I remember when I was about nine or 10, I went through a short period of wanting to become a journalist. I stress the word short; the phase only lasted a couple of days as when I broke the news to my parents, they told me I wouldn’t last two minutes in such a cut-throat industry.
At the time, they were right because I was so eager to please everyone, but as I got older, I toughened up to the strong person I am today.
Being five weeks into my course at uni, I have started to see just how cut-throat this industry actually is. However, to my surprise, instead of the brutality scaring me away like what it would have done when I was younger, it is making me even more motivated to do well.
I can recall the first time my column was ever properly criticised. I had written about politics - something to do with how I believed Scottish Labour were failing as a Party - and I caused an uproar among some members of my family.
Until about five weeks ago, I felt bad for causing such a stir as I believed that my column was there to please my readers.
I had adopted the notion that, for me to keep my audience, I had to write things that kept everyone happy.
But journalism isn’t about keeping people happy.

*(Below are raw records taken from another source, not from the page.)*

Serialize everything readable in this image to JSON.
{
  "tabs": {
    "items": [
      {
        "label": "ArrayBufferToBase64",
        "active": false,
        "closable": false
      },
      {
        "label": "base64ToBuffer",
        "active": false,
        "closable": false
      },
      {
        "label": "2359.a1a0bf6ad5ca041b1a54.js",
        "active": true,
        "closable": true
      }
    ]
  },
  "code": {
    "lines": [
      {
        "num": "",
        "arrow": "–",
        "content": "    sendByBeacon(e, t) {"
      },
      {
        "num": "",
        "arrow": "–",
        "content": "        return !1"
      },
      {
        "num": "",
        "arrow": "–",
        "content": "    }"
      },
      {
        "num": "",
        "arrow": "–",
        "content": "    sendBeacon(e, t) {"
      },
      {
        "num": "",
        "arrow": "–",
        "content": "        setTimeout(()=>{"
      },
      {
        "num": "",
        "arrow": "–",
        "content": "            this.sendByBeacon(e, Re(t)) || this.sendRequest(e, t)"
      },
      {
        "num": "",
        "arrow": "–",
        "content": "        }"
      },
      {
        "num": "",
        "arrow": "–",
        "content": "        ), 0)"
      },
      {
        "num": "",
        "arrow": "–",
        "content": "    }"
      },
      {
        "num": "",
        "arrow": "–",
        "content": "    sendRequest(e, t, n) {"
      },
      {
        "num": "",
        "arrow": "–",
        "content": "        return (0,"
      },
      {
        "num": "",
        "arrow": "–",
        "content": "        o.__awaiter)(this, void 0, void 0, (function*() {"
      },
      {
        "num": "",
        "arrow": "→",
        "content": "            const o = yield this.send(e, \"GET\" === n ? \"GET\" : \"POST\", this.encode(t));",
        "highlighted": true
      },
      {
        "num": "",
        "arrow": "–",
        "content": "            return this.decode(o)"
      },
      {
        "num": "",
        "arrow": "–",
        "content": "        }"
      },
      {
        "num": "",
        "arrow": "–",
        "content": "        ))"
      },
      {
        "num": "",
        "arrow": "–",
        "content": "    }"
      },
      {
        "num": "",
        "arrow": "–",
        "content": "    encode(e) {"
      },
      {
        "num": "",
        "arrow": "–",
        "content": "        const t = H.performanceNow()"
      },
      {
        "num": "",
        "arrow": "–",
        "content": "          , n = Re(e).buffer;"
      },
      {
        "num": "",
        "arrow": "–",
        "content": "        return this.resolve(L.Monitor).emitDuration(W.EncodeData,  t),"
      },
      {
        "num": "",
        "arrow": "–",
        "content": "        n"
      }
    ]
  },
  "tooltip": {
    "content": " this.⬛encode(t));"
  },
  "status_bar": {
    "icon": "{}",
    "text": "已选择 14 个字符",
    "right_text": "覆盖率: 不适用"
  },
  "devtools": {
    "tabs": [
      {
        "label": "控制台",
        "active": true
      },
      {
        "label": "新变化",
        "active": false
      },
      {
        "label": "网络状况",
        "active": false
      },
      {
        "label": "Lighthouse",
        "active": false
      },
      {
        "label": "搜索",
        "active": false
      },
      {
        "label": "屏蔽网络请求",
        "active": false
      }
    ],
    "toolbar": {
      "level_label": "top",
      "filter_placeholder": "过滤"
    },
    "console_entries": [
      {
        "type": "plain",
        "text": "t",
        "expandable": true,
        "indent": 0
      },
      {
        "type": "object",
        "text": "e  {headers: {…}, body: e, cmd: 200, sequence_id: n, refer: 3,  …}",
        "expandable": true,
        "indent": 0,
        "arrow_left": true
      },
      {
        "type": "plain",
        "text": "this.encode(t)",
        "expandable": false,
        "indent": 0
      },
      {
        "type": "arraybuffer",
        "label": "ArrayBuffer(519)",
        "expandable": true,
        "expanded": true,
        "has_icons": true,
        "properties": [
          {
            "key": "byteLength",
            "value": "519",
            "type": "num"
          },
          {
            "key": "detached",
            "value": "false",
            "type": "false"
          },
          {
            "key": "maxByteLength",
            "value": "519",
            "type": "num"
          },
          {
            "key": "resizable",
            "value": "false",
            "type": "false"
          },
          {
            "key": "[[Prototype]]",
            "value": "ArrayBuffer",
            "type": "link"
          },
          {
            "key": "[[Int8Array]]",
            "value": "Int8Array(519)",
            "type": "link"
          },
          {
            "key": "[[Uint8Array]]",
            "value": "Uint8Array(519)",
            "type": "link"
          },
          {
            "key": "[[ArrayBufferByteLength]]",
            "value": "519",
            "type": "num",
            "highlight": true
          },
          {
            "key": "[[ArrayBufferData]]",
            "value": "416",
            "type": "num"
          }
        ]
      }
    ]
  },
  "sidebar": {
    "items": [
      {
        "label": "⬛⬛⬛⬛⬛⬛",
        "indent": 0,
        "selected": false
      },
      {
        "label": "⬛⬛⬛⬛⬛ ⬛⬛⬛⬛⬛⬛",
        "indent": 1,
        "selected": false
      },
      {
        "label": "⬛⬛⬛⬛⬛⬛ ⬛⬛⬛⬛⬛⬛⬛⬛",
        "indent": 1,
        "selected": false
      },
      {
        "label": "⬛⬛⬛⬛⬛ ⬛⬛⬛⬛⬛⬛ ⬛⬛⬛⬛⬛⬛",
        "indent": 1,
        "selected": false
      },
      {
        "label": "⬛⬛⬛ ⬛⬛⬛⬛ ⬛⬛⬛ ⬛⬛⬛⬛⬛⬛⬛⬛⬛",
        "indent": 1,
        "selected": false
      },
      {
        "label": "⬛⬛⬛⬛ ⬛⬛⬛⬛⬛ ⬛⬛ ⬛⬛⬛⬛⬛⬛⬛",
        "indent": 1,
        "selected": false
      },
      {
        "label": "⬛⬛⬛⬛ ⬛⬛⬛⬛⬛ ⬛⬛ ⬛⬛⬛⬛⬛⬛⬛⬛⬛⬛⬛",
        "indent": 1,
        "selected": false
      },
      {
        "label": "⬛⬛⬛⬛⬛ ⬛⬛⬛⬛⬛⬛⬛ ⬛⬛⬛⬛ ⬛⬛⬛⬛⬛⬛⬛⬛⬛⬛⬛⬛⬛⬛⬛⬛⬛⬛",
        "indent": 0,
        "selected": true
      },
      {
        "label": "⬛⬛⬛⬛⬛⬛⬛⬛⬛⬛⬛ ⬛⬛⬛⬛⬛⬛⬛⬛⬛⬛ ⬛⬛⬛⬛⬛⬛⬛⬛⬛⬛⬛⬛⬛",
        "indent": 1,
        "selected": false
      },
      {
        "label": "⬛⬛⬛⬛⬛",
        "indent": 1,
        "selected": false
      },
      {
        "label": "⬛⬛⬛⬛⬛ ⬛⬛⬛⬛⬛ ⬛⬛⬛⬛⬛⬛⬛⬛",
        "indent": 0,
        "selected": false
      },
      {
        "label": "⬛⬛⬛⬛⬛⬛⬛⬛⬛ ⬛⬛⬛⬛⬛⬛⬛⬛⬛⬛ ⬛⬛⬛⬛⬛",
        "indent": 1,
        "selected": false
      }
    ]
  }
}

Journalism is about reporting the things that other people need to know, good or bad, or asking the questions others are too afraid to ask. I used to write to make myself sound intelligent and stay on everybody’s good side, but now I realise that I don’t have to do that anymore. The fear that I had when I first started writing is now completely gone. I want to make a decent impression on the people in this industry and so I have concluded that there’s no better time to do that than now.